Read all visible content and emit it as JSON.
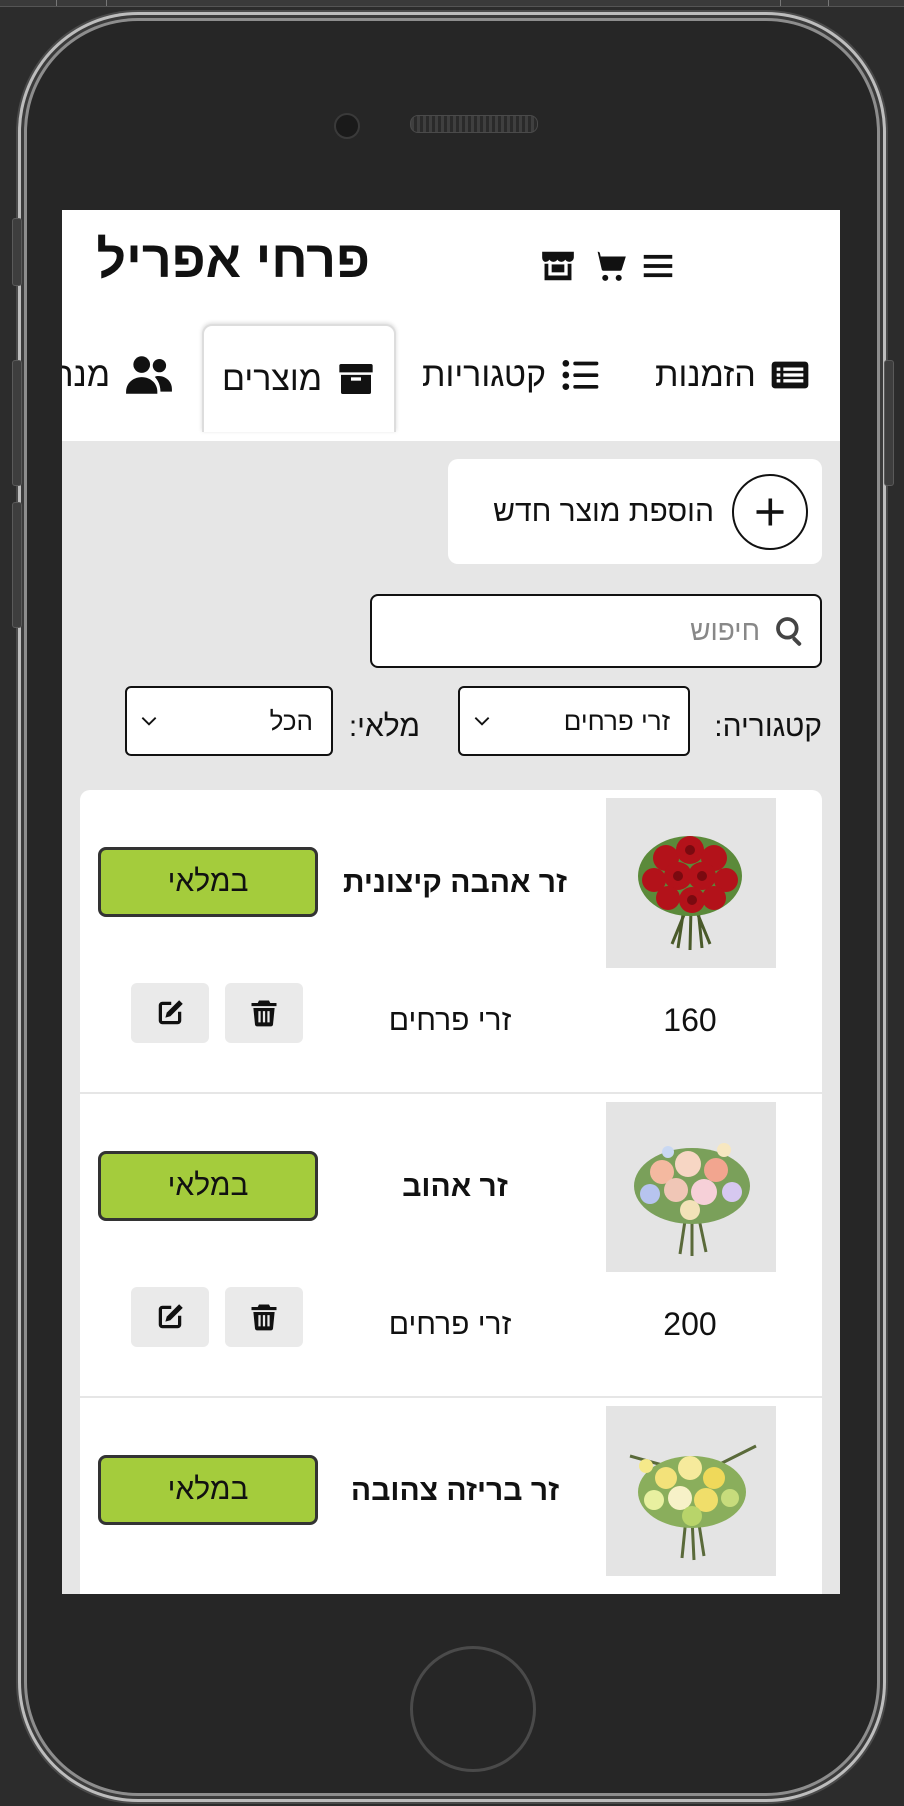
{
  "app": {
    "title": "פרחי אפריל"
  },
  "header_icons": [
    "menu-icon",
    "cart-icon",
    "store-icon"
  ],
  "nav": {
    "tabs": [
      {
        "label": "הזמנות",
        "icon": "list-alt-icon"
      },
      {
        "label": "קטגוריות",
        "icon": "list-icon"
      },
      {
        "label": "מוצרים",
        "icon": "box-icon"
      },
      {
        "label": "מנה",
        "icon": "users-icon"
      }
    ]
  },
  "add_product": {
    "label": "הוספת מוצר חדש"
  },
  "search": {
    "placeholder": "חיפוש",
    "value": ""
  },
  "filters": {
    "category_label": "קטגוריה:",
    "category_value": "זרי פרחים",
    "stock_label": "מלאי:",
    "stock_value": "הכל"
  },
  "products": [
    {
      "name": "זר אהבה קיצונית",
      "stock": "במלאי",
      "price": "160",
      "category": "זרי פרחים"
    },
    {
      "name": "זר אהוב",
      "stock": "במלאי",
      "price": "200",
      "category": "זרי פרחים"
    },
    {
      "name": "זר בריזה צהובה",
      "stock": "במלאי",
      "price": "",
      "category": ""
    }
  ],
  "colors": {
    "stock_button": "#a4cc3c",
    "screen_bg": "#e6e6e6",
    "frame": "#262626"
  }
}
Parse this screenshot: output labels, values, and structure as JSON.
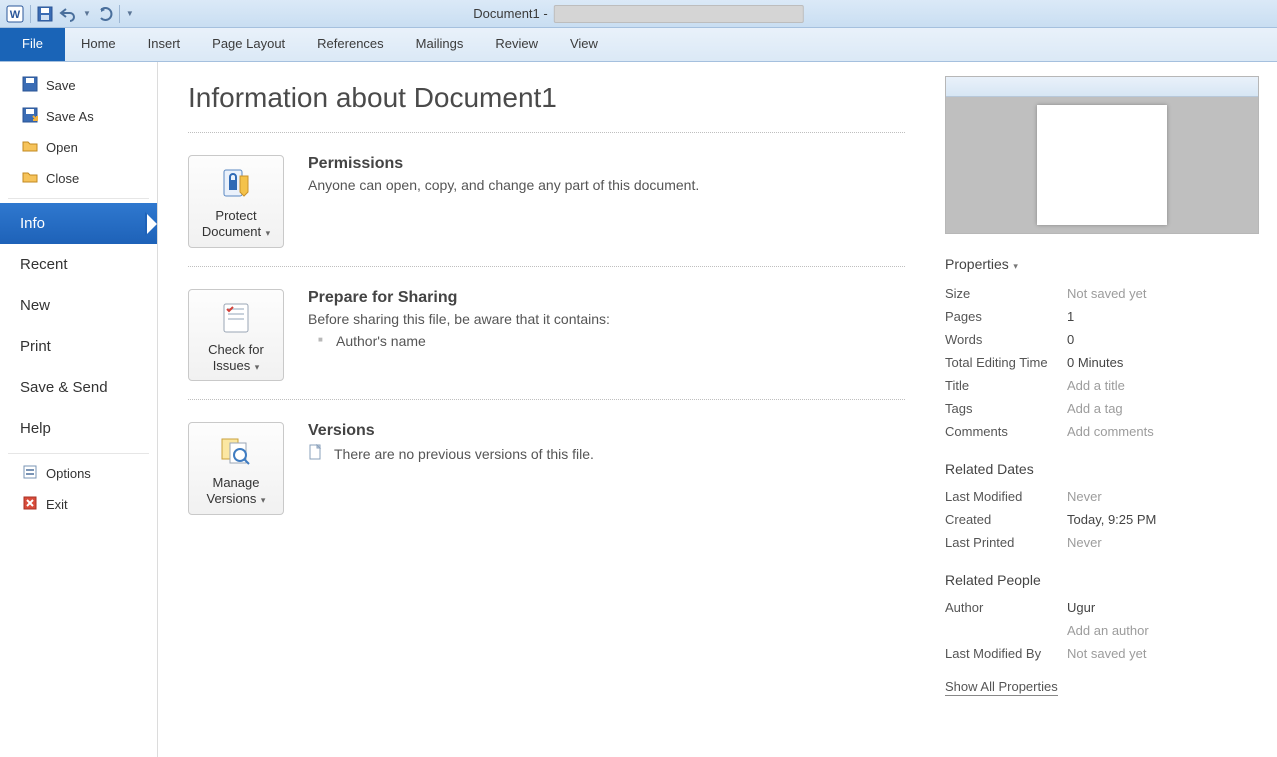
{
  "titlebar": {
    "document_name": "Document1 -"
  },
  "ribbon": {
    "tabs": [
      "File",
      "Home",
      "Insert",
      "Page Layout",
      "References",
      "Mailings",
      "Review",
      "View"
    ]
  },
  "sidebar": {
    "save": "Save",
    "save_as": "Save As",
    "open": "Open",
    "close": "Close",
    "info": "Info",
    "recent": "Recent",
    "new": "New",
    "print": "Print",
    "save_send": "Save & Send",
    "help": "Help",
    "options": "Options",
    "exit": "Exit"
  },
  "page": {
    "title": "Information about Document1",
    "permissions": {
      "heading": "Permissions",
      "desc": "Anyone can open, copy, and change any part of this document.",
      "button": "Protect Document"
    },
    "sharing": {
      "heading": "Prepare for Sharing",
      "desc": "Before sharing this file, be aware that it contains:",
      "items": [
        "Author's name"
      ],
      "button": "Check for Issues"
    },
    "versions": {
      "heading": "Versions",
      "desc": "There are no previous versions of this file.",
      "button": "Manage Versions"
    }
  },
  "properties": {
    "header": "Properties",
    "rows": {
      "size_k": "Size",
      "size_v": "Not saved yet",
      "pages_k": "Pages",
      "pages_v": "1",
      "words_k": "Words",
      "words_v": "0",
      "editing_k": "Total Editing Time",
      "editing_v": "0 Minutes",
      "title_k": "Title",
      "title_v": "Add a title",
      "tags_k": "Tags",
      "tags_v": "Add a tag",
      "comments_k": "Comments",
      "comments_v": "Add comments"
    },
    "dates_header": "Related Dates",
    "dates": {
      "modified_k": "Last Modified",
      "modified_v": "Never",
      "created_k": "Created",
      "created_v": "Today, 9:25 PM",
      "printed_k": "Last Printed",
      "printed_v": "Never"
    },
    "people_header": "Related People",
    "people": {
      "author_k": "Author",
      "author_v": "Ugur",
      "author_add": "Add an author",
      "lastmod_k": "Last Modified By",
      "lastmod_v": "Not saved yet"
    },
    "show_all": "Show All Properties"
  }
}
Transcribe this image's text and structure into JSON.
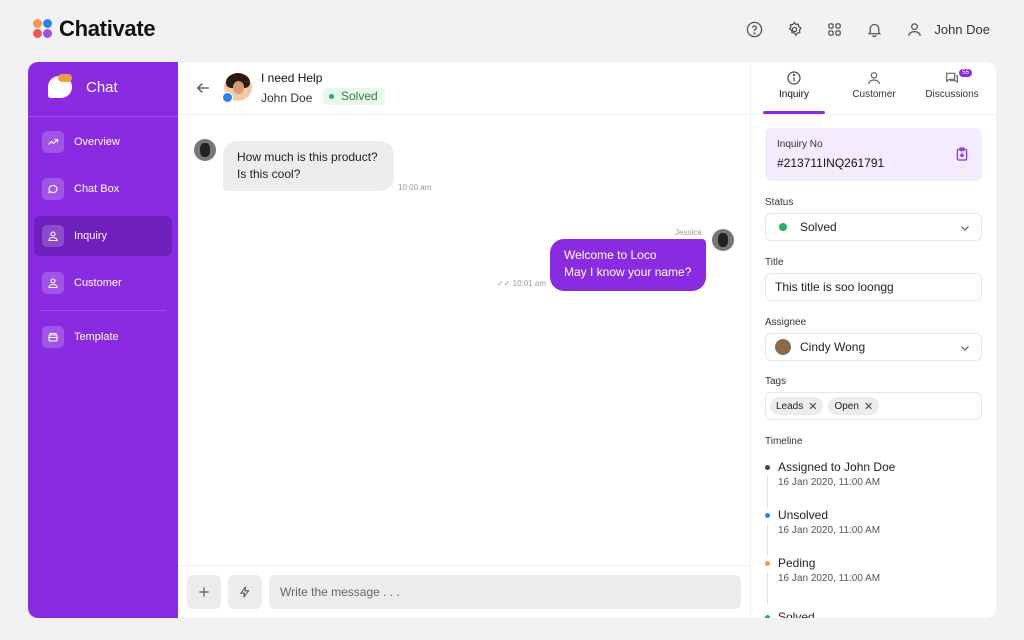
{
  "app": {
    "name": "Chativate"
  },
  "topbar": {
    "icons": [
      "help-icon",
      "gear-icon",
      "grid-icon",
      "bell-icon",
      "user-icon"
    ],
    "user_name": "John Doe"
  },
  "sidebar": {
    "title": "Chat",
    "items": [
      {
        "label": "Overview",
        "icon": "trend-icon"
      },
      {
        "label": "Chat Box",
        "icon": "chat-bubble-icon"
      },
      {
        "label": "Inquiry",
        "icon": "user-icon"
      },
      {
        "label": "Customer",
        "icon": "user-icon"
      },
      {
        "label": "Template",
        "icon": "template-icon"
      }
    ],
    "active": "Inquiry"
  },
  "chat": {
    "title": "I need Help",
    "customer_name": "John Doe",
    "status": "Solved",
    "messages": [
      {
        "direction": "in",
        "lines": [
          "How much is this product?",
          "Is this cool?"
        ],
        "time": "10:00 am"
      },
      {
        "direction": "out",
        "sender": "Jessica",
        "lines": [
          "Welcome to Loco",
          "May I know your name?"
        ],
        "time": "10:01 am"
      }
    ],
    "composer_placeholder": "Write the message . . ."
  },
  "panel": {
    "tabs": [
      {
        "label": "Inquiry",
        "icon": "info-icon"
      },
      {
        "label": "Customer",
        "icon": "user-icon"
      },
      {
        "label": "Discussions",
        "icon": "discussion-icon",
        "badge": "56"
      }
    ],
    "active_tab": "Inquiry",
    "inquiry_no_label": "Inquiry No",
    "inquiry_no": "#213711INQ261791",
    "status_label": "Status",
    "status_value": "Solved",
    "title_label": "Title",
    "title_value": "This title is soo loongg",
    "assignee_label": "Assignee",
    "assignee_value": "Cindy Wong",
    "tags_label": "Tags",
    "tags": [
      "Leads",
      "Open"
    ],
    "timeline_label": "Timeline",
    "timeline": [
      {
        "title": "Assigned to John Doe",
        "date": "16 Jan 2020, 11:00 AM",
        "color": "#444444"
      },
      {
        "title": "Unsolved",
        "date": "16 Jan 2020, 11:00 AM",
        "color": "#2f80ed"
      },
      {
        "title": "Peding",
        "date": "16 Jan 2020, 11:00 AM",
        "color": "#f2994a"
      },
      {
        "title": "Solved",
        "date": "",
        "color": "#27ae60"
      }
    ]
  },
  "colors": {
    "accent": "#8a2be2",
    "success": "#27ae60"
  }
}
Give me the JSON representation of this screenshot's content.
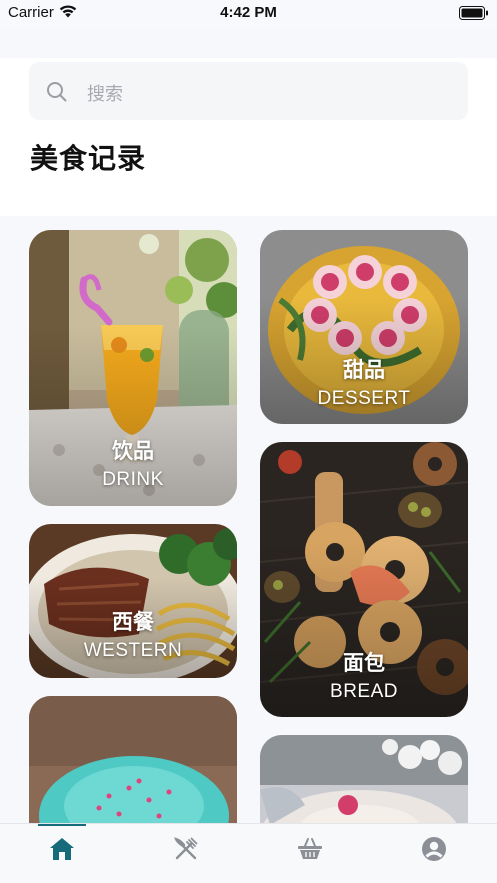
{
  "status_bar": {
    "carrier": "Carrier",
    "time": "4:42 PM"
  },
  "search": {
    "placeholder": "搜索"
  },
  "page_title": "美食记录",
  "categories": [
    {
      "name": "饮品",
      "english": "DRINK"
    },
    {
      "name": "甜品",
      "english": "DESSERT"
    },
    {
      "name": "西餐",
      "english": "WESTERN"
    },
    {
      "name": "面包",
      "english": "BREAD"
    }
  ],
  "tabs": [
    {
      "icon": "home-icon",
      "active": true
    },
    {
      "icon": "fork-knife-icon",
      "active": false
    },
    {
      "icon": "basket-icon",
      "active": false
    },
    {
      "icon": "user-profile-icon",
      "active": false
    }
  ],
  "colors": {
    "accent": "#166b7a",
    "inactive_icon": "#8c8f96"
  }
}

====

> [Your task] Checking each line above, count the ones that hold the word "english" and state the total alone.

> [Task response] 4